**DIRECTIONS:**
From the entries below, tally how many lines contain "Tokyo" and report only that figure.
** Opening DATASET EXCERPTS block **
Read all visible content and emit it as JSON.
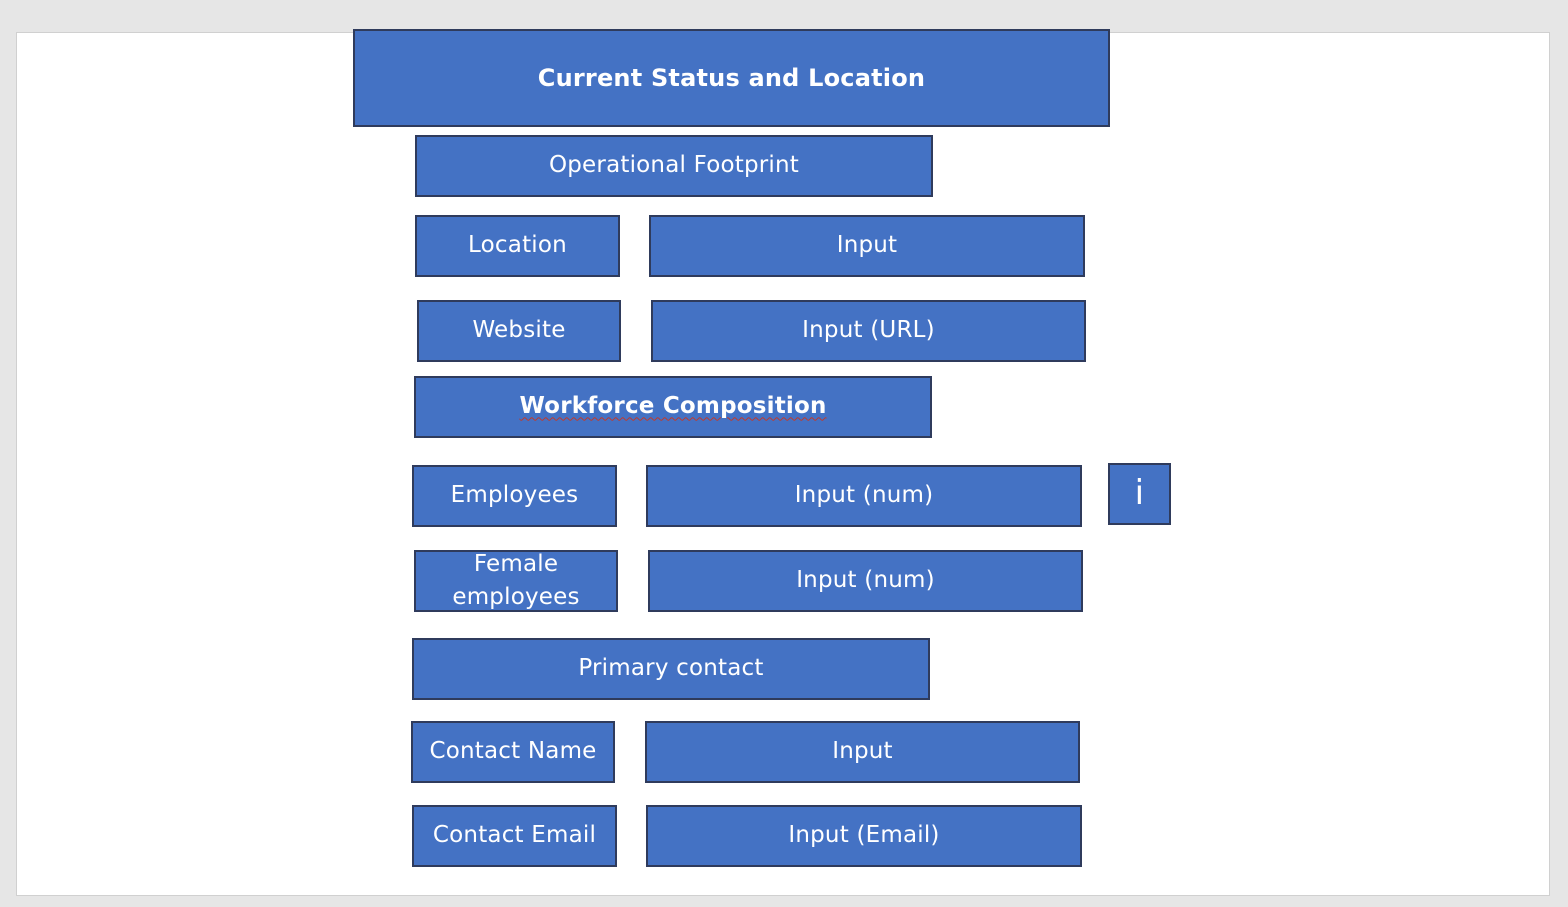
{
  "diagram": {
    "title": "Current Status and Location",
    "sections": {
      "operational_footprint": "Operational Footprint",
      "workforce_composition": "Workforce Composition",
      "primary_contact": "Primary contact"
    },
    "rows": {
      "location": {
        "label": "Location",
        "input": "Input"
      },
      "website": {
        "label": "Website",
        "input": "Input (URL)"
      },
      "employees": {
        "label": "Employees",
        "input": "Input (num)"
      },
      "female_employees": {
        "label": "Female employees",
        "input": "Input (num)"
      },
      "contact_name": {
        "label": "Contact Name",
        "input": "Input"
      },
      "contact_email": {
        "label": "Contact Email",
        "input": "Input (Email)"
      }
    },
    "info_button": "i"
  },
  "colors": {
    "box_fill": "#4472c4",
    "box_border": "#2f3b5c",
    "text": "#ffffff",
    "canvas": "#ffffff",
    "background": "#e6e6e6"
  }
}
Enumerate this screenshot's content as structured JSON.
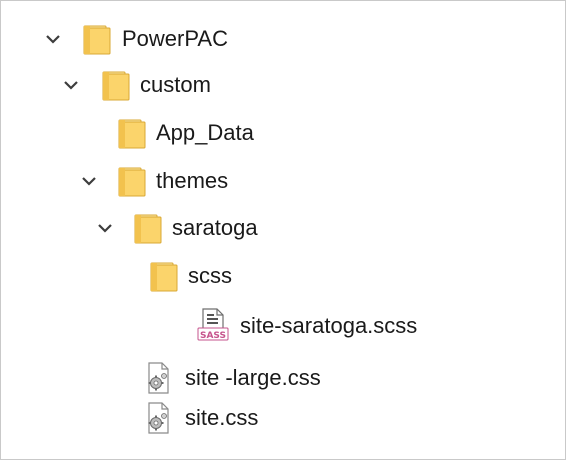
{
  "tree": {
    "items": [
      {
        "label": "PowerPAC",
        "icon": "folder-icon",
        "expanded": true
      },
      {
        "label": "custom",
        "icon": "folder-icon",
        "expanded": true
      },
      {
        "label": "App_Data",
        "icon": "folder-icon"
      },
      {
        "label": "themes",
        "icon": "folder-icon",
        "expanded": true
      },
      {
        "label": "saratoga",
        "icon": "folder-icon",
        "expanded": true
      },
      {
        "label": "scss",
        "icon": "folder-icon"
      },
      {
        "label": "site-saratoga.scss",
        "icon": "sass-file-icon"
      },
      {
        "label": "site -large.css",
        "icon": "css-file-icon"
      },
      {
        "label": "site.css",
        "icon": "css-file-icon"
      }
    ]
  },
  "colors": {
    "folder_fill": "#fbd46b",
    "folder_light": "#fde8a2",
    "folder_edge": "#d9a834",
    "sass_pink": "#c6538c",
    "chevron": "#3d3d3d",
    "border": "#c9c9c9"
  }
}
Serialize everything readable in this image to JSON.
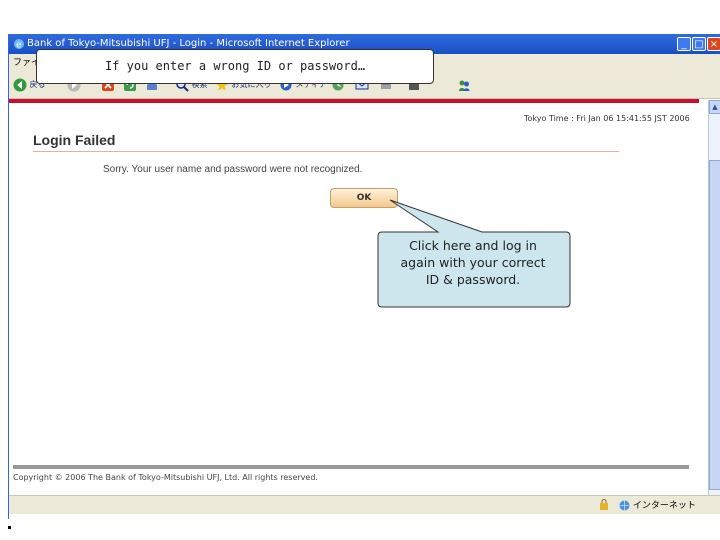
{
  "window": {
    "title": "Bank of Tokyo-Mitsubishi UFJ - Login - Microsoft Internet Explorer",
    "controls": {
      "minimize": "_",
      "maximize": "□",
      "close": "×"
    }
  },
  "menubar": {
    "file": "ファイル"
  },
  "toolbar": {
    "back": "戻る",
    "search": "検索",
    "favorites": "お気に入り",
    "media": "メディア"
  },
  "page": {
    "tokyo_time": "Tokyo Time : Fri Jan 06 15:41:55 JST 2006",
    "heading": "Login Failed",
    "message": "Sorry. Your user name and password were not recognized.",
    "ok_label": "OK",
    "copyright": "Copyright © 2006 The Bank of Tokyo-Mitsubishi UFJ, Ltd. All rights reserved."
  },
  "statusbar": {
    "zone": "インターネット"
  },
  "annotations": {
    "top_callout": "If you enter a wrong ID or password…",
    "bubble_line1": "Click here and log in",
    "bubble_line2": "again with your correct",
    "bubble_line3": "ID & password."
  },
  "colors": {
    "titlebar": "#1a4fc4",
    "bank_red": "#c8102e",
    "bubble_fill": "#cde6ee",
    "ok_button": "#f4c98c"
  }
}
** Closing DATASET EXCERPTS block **
**RESULT OF THIS TASK:**
3